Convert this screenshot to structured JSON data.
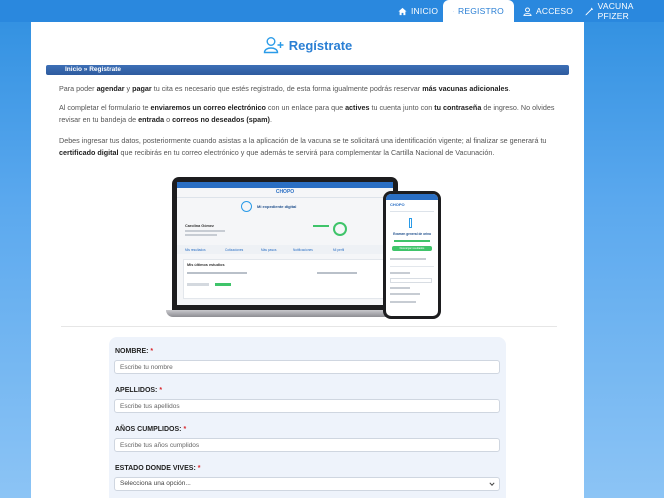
{
  "nav": {
    "items": [
      {
        "label": "INICIO",
        "icon": "home-icon"
      },
      {
        "label": "REGISTRO",
        "icon": "id-card-icon",
        "active": true
      },
      {
        "label": "ACCESO",
        "icon": "user-icon"
      },
      {
        "label": "VACUNA PFIZER",
        "icon": "syringe-icon"
      }
    ]
  },
  "page": {
    "title": "Regístrate",
    "breadcrumb": {
      "home": "Inicio",
      "sep": "»",
      "current": "Registrate"
    }
  },
  "paragraphs": {
    "p1": {
      "a": "Para poder ",
      "b1": "agendar",
      "c": " y ",
      "b2": "pagar",
      "d": " tu cita es necesario que estés registrado, de esta forma igualmente podrás reservar ",
      "b3": "más vacunas adicionales",
      "e": "."
    },
    "p2": {
      "a": "Al completar el formulario te ",
      "b1": "enviaremos un correo electrónico",
      "c": " con un enlace para que ",
      "b2": "actives",
      "d": " tu cuenta junto con ",
      "b3": "tu contraseña",
      "e": " de ingreso. No olvides revisar en tu bandeja de ",
      "b4": "entrada",
      "f": " o ",
      "b5": "correos no deseados (spam)",
      "g": "."
    },
    "p3": {
      "a": "Debes ingresar tus datos, posteriormente cuando asistas a la aplicación de la vacuna se te solicitará una identificación vigente; al finalizar se generará tu ",
      "b1": "certificado digital",
      "c": " que recibirás en tu correo electrónico y que además te servirá para complementar la Cartilla Nacional de Vacunación."
    }
  },
  "illustration": {
    "brand": "CHOPO",
    "laptop_heading": "Mi expediente digital",
    "patient_name": "Carolina Gómez",
    "tabs": [
      "Mis resultados",
      "Cotizaciones",
      "Más pasos",
      "Notificaciones",
      "Mi perfil"
    ],
    "recent_title": "Mis últimos estudios",
    "phone_heading": "Examen general de orina",
    "phone_button": "Descargar resultados"
  },
  "form": {
    "fields": [
      {
        "label": "NOMBRE:",
        "required": "*",
        "placeholder": "Escribe tu nombre"
      },
      {
        "label": "APELLIDOS:",
        "required": "*",
        "placeholder": "Escribe tus apellidos"
      },
      {
        "label": "AÑOS CUMPLIDOS:",
        "required": "*",
        "placeholder": "Escribe tus años cumplidos"
      },
      {
        "label": "ESTADO DONDE VIVES:",
        "required": "*",
        "placeholder": "Selecciona una opción..."
      }
    ]
  },
  "colors": {
    "accent": "#2a7fd4",
    "breadcrumb_bar": "#2e5b9e",
    "required": "#d9262b",
    "form_bg": "#eef3fb"
  }
}
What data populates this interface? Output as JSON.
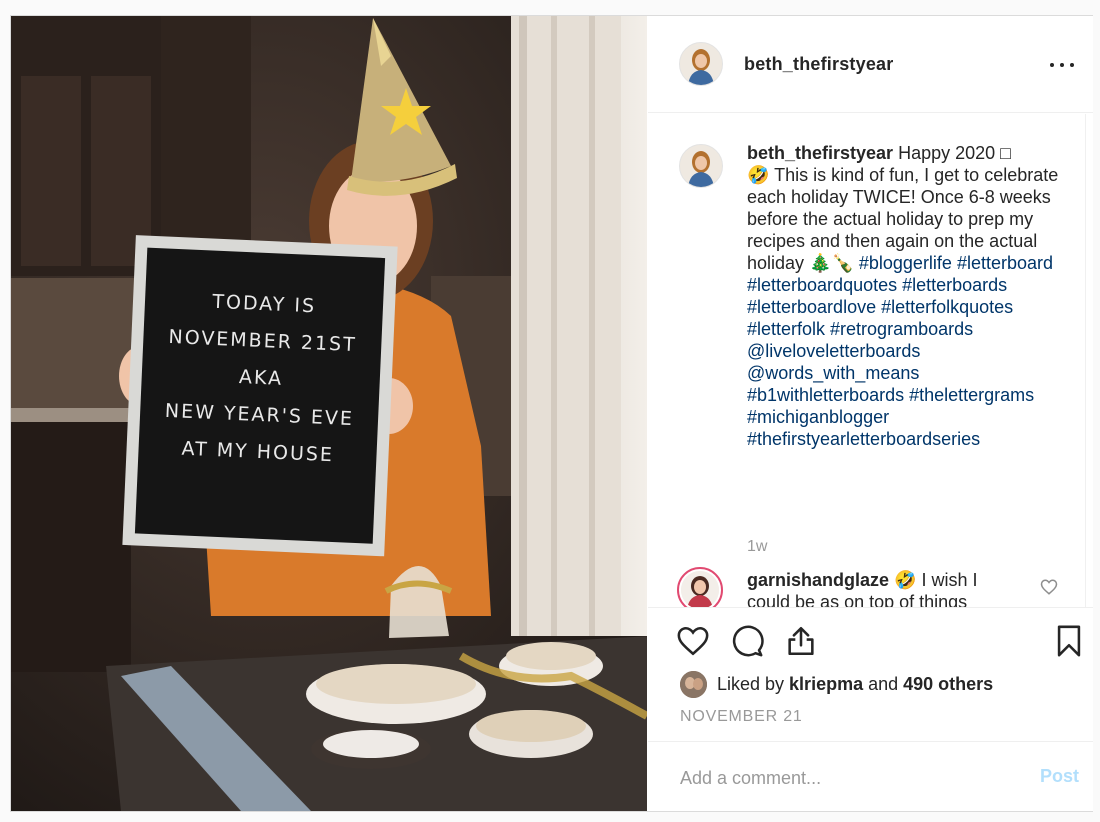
{
  "post": {
    "image": {
      "letterboard_text": "TODAY IS\nNOVEMBER 21ST\nAKA\nNEW YEAR'S EVE\nAT MY HOUSE"
    },
    "header": {
      "username": "beth_thefirstyear",
      "more_icon": "more-horizontal-icon"
    },
    "caption": {
      "username": "beth_thefirstyear",
      "text": " Happy 2020 □\n🤣 This is kind of fun, I get to celebrate each holiday TWICE! Once 6-8 weeks before the actual holiday to prep my recipes and then again on the actual holiday 🎄🍾",
      "tags": " #bloggerlife #letterboard #letterboardquotes #letterboards #letterboardlove #letterfolkquotes #letterfolk #retrogramboards @liveloveletterboards @words_with_means #b1withletterboards #thelettergrams #michiganblogger #thefirstyearletterboardseries",
      "age": "1w"
    },
    "comment": {
      "username": "garnishandglaze",
      "text": " 🤣 I wish I could be as on top of things"
    },
    "actions": {
      "like_icon": "heart-icon",
      "comment_icon": "comment-icon",
      "share_icon": "share-icon",
      "save_icon": "bookmark-icon"
    },
    "likes": {
      "prefix": "Liked by ",
      "user": "klriepma",
      "and": " and ",
      "others": "490 others"
    },
    "date": "NOVEMBER 21",
    "add_comment": {
      "placeholder": "Add a comment...",
      "post_label": "Post"
    },
    "colors": {
      "tag_link": "#003569",
      "muted": "#999999",
      "post_button": "#b2dffc",
      "story_ring": "#e14a71"
    }
  }
}
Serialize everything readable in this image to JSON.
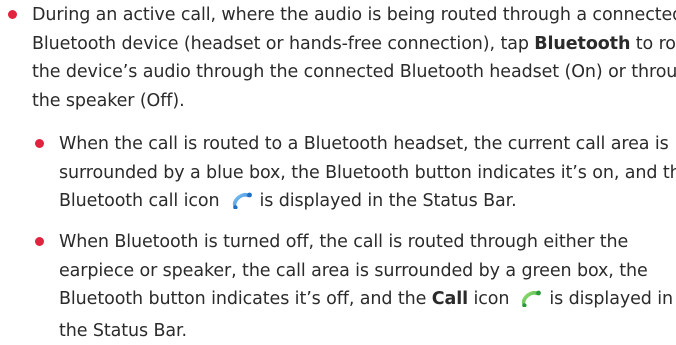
{
  "items": [
    {
      "lines": [
        {
          "pre": "During an active call, where the audio is being routed through a connected"
        },
        {
          "pre": "Bluetooth device (headset or hands-free connection), tap ",
          "strong": "Bluetooth",
          "post": " to route"
        },
        {
          "pre": "the device’s audio through the connected Bluetooth headset (On) or through"
        },
        {
          "pre": "the speaker (Off)."
        }
      ]
    },
    {
      "lines": [
        {
          "pre": "When the call is routed to a Bluetooth headset, the current call area is"
        },
        {
          "pre": "surrounded by a blue box, the Bluetooth button indicates it’s on, and the"
        },
        {
          "pre": "Bluetooth call icon",
          "post": "is displayed in the Status Bar."
        }
      ]
    },
    {
      "lines": [
        {
          "pre": "When Bluetooth is turned off, the call is routed through either the"
        },
        {
          "pre": "earpiece or speaker, the call area is surrounded by a green box, the"
        },
        {
          "pre": "Bluetooth button indicates it’s off, and the ",
          "strong": "Call",
          "post": " icon",
          "post2": "is displayed in"
        },
        {
          "pre": "the Status Bar."
        }
      ]
    }
  ],
  "icons": {
    "bluetooth_call": "bluetooth-call-icon",
    "call": "call-icon"
  },
  "colors": {
    "bullet": "#e2233f",
    "bluetooth_call_icon": "#2f8fd8",
    "call_icon": "#39b54a",
    "text": "#2b2b2b"
  }
}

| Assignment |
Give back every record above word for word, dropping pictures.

| Exercise answer |
Convert this screenshot to structured JSON data.
{
  "nav": {
    "items": [
      {
        "label": "INICIO",
        "icon": "home-icon"
      },
      {
        "label": "REGISTRO",
        "icon": "id-card-icon",
        "active": true
      },
      {
        "label": "ACCESO",
        "icon": "user-icon"
      },
      {
        "label": "VACUNA PFIZER",
        "icon": "syringe-icon"
      }
    ]
  },
  "page": {
    "title": "Regístrate",
    "breadcrumb": {
      "home": "Inicio",
      "sep": "»",
      "current": "Registrate"
    }
  },
  "paragraphs": {
    "p1": {
      "a": "Para poder ",
      "b1": "agendar",
      "c": " y ",
      "b2": "pagar",
      "d": " tu cita es necesario que estés registrado, de esta forma igualmente podrás reservar ",
      "b3": "más vacunas adicionales",
      "e": "."
    },
    "p2": {
      "a": "Al completar el formulario te ",
      "b1": "enviaremos un correo electrónico",
      "c": " con un enlace para que ",
      "b2": "actives",
      "d": " tu cuenta junto con ",
      "b3": "tu contraseña",
      "e": " de ingreso. No olvides revisar en tu bandeja de ",
      "b4": "entrada",
      "f": " o ",
      "b5": "correos no deseados (spam)",
      "g": "."
    },
    "p3": {
      "a": "Debes ingresar tus datos, posteriormente cuando asistas a la aplicación de la vacuna se te solicitará una identificación vigente; al finalizar se generará tu ",
      "b1": "certificado digital",
      "c": " que recibirás en tu correo electrónico y que además te servirá para complementar la Cartilla Nacional de Vacunación."
    }
  },
  "illustration": {
    "brand": "CHOPO",
    "laptop_heading": "Mi expediente digital",
    "patient_name": "Carolina Gómez",
    "tabs": [
      "Mis resultados",
      "Cotizaciones",
      "Más pasos",
      "Notificaciones",
      "Mi perfil"
    ],
    "recent_title": "Mis últimos estudios",
    "phone_heading": "Examen general de orina",
    "phone_button": "Descargar resultados"
  },
  "form": {
    "fields": [
      {
        "label": "NOMBRE:",
        "required": "*",
        "placeholder": "Escribe tu nombre"
      },
      {
        "label": "APELLIDOS:",
        "required": "*",
        "placeholder": "Escribe tus apellidos"
      },
      {
        "label": "AÑOS CUMPLIDOS:",
        "required": "*",
        "placeholder": "Escribe tus años cumplidos"
      },
      {
        "label": "ESTADO DONDE VIVES:",
        "required": "*",
        "placeholder": "Selecciona una opción..."
      }
    ]
  },
  "colors": {
    "accent": "#2a7fd4",
    "breadcrumb_bar": "#2e5b9e",
    "required": "#d9262b",
    "form_bg": "#eef3fb"
  }
}
What data populates this interface? Output as JSON.
{
  "post": {
    "image": {
      "letterboard_text": "TODAY IS\nNOVEMBER 21ST\nAKA\nNEW YEAR'S EVE\nAT MY HOUSE"
    },
    "header": {
      "username": "beth_thefirstyear",
      "more_icon": "more-horizontal-icon"
    },
    "caption": {
      "username": "beth_thefirstyear",
      "text": " Happy 2020 □\n🤣 This is kind of fun, I get to celebrate each holiday TWICE! Once 6-8 weeks before the actual holiday to prep my recipes and then again on the actual holiday 🎄🍾",
      "tags": " #bloggerlife #letterboard #letterboardquotes #letterboards #letterboardlove #letterfolkquotes #letterfolk #retrogramboards @liveloveletterboards @words_with_means #b1withletterboards #thelettergrams #michiganblogger #thefirstyearletterboardseries",
      "age": "1w"
    },
    "comment": {
      "username": "garnishandglaze",
      "text": " 🤣 I wish I could be as on top of things"
    },
    "actions": {
      "like_icon": "heart-icon",
      "comment_icon": "comment-icon",
      "share_icon": "share-icon",
      "save_icon": "bookmark-icon"
    },
    "likes": {
      "prefix": "Liked by ",
      "user": "klriepma",
      "and": " and ",
      "others": "490 others"
    },
    "date": "NOVEMBER 21",
    "add_comment": {
      "placeholder": "Add a comment...",
      "post_label": "Post"
    },
    "colors": {
      "tag_link": "#003569",
      "muted": "#999999",
      "post_button": "#b2dffc",
      "story_ring": "#e14a71"
    }
  }
}
Serialize everything readable in this image to JSON.
{
  "items": [
    {
      "lines": [
        {
          "pre": "During an active call, where the audio is being routed through a connected"
        },
        {
          "pre": "Bluetooth device (headset or hands-free connection), tap ",
          "strong": "Bluetooth",
          "post": " to route"
        },
        {
          "pre": "the device’s audio through the connected Bluetooth headset (On) or through"
        },
        {
          "pre": "the speaker (Off)."
        }
      ]
    },
    {
      "lines": [
        {
          "pre": "When the call is routed to a Bluetooth headset, the current call area is"
        },
        {
          "pre": "surrounded by a blue box, the Bluetooth button indicates it’s on, and the"
        },
        {
          "pre": "Bluetooth call icon",
          "post": "is displayed in the Status Bar."
        }
      ]
    },
    {
      "lines": [
        {
          "pre": "When Bluetooth is turned off, the call is routed through either the"
        },
        {
          "pre": "earpiece or speaker, the call area is surrounded by a green box, the"
        },
        {
          "pre": "Bluetooth button indicates it’s off, and the ",
          "strong": "Call",
          "post": " icon",
          "post2": "is displayed in"
        },
        {
          "pre": "the Status Bar."
        }
      ]
    }
  ],
  "icons": {
    "bluetooth_call": "bluetooth-call-icon",
    "call": "call-icon"
  },
  "colors": {
    "bullet": "#e2233f",
    "bluetooth_call_icon": "#2f8fd8",
    "call_icon": "#39b54a",
    "text": "#2b2b2b"
  }
}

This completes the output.